**Task details**: Using the data below, copy every line that contains the word "username".

**Records for this exercise**:
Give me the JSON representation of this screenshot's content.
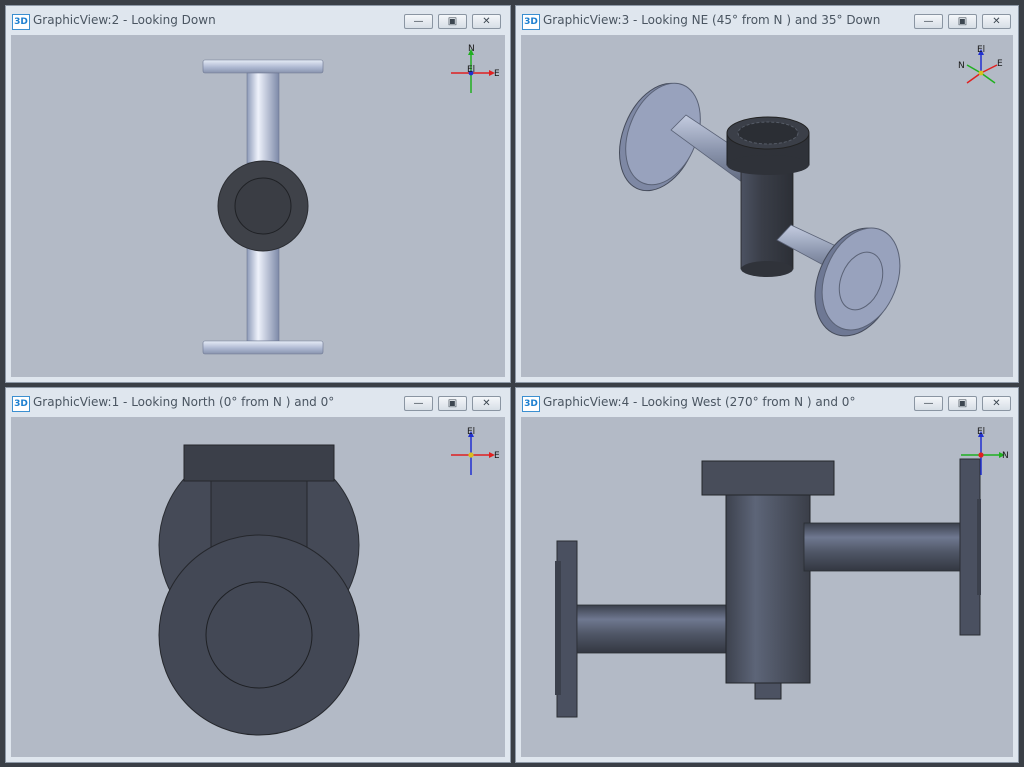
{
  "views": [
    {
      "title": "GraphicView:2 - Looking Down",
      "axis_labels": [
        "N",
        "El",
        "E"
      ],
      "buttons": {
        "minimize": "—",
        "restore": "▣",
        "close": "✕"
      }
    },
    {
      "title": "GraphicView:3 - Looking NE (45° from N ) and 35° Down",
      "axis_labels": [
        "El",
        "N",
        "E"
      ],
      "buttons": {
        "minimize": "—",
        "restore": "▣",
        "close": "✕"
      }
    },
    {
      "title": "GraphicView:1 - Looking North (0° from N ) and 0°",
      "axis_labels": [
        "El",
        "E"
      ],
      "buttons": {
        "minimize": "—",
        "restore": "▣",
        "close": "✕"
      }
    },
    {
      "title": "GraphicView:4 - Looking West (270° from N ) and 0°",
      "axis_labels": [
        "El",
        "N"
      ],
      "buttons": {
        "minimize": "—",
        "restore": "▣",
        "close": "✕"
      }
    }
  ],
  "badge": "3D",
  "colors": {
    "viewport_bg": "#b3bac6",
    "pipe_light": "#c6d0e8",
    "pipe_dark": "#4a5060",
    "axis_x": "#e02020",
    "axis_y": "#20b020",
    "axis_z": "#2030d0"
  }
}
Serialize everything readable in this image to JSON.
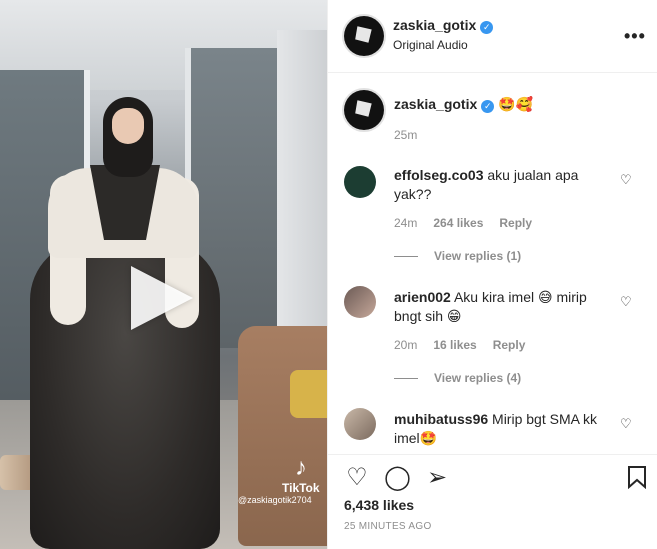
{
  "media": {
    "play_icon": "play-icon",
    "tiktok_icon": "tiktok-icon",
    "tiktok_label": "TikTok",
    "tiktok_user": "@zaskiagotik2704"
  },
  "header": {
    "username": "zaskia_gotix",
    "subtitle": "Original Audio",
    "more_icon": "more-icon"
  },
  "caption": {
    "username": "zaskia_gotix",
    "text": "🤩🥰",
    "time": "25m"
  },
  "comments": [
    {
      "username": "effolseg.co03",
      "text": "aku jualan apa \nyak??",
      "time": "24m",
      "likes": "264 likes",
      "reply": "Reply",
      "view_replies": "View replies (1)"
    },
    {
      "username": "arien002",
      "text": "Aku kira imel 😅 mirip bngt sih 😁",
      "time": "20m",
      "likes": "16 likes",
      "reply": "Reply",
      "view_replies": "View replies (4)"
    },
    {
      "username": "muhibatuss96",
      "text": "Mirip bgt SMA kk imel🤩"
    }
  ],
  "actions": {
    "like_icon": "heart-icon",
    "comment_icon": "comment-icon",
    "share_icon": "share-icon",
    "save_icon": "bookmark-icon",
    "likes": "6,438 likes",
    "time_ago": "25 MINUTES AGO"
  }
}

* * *

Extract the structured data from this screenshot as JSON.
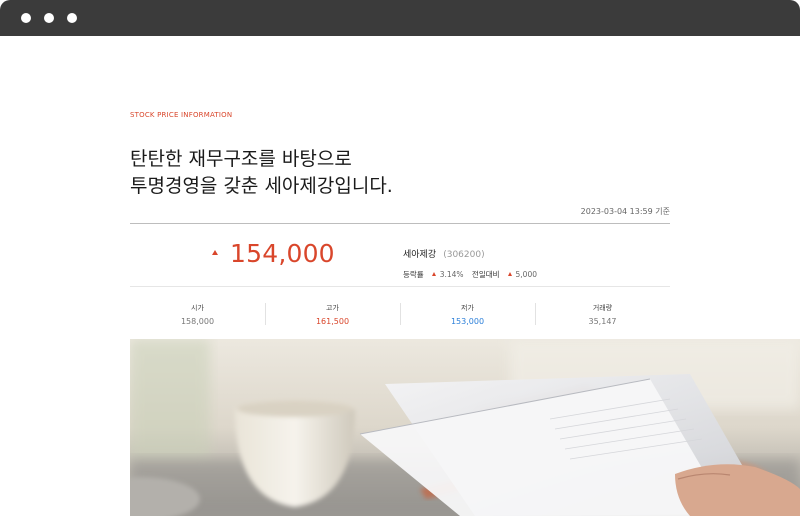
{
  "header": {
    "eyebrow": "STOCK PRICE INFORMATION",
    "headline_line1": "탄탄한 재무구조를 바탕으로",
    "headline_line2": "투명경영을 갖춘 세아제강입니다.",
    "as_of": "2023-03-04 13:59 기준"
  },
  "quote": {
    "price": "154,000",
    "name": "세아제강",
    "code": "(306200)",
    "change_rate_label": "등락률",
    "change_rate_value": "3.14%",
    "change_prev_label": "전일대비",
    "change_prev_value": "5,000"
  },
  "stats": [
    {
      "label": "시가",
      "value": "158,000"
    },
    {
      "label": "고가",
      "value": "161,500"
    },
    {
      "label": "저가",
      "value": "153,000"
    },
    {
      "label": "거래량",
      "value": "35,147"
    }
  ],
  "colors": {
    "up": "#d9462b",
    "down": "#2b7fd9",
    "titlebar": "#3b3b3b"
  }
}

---

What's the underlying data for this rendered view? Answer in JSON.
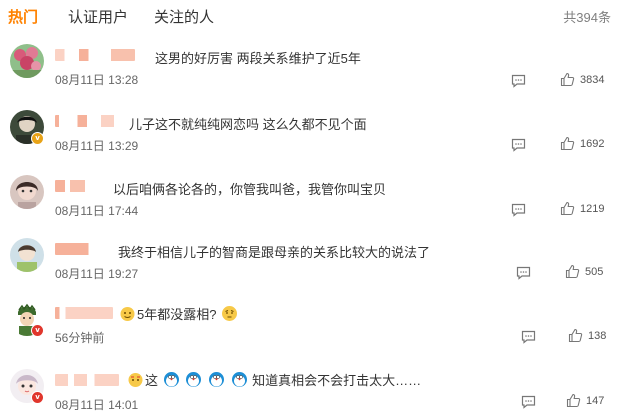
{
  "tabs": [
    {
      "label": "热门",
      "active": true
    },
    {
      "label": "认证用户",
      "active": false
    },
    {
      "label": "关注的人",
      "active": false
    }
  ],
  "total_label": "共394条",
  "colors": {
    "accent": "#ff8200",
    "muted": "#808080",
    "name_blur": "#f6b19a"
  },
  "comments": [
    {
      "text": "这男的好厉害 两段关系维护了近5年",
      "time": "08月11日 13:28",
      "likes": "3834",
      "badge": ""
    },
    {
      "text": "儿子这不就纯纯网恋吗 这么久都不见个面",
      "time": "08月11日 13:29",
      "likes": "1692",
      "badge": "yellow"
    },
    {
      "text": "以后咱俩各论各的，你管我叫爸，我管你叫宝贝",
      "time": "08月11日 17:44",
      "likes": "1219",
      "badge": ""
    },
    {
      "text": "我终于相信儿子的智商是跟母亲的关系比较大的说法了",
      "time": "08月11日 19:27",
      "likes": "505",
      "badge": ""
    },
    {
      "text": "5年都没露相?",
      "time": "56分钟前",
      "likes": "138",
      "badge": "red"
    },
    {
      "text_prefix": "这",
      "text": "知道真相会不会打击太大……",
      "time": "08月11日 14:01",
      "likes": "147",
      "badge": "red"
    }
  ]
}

**Answer to this task**:
    "username": "zaskia_gotix",
    "username": "zaskia_gotix",
      "username": "effolseg.co03",
      "username": "arien002",
      "username": "muhibatuss96",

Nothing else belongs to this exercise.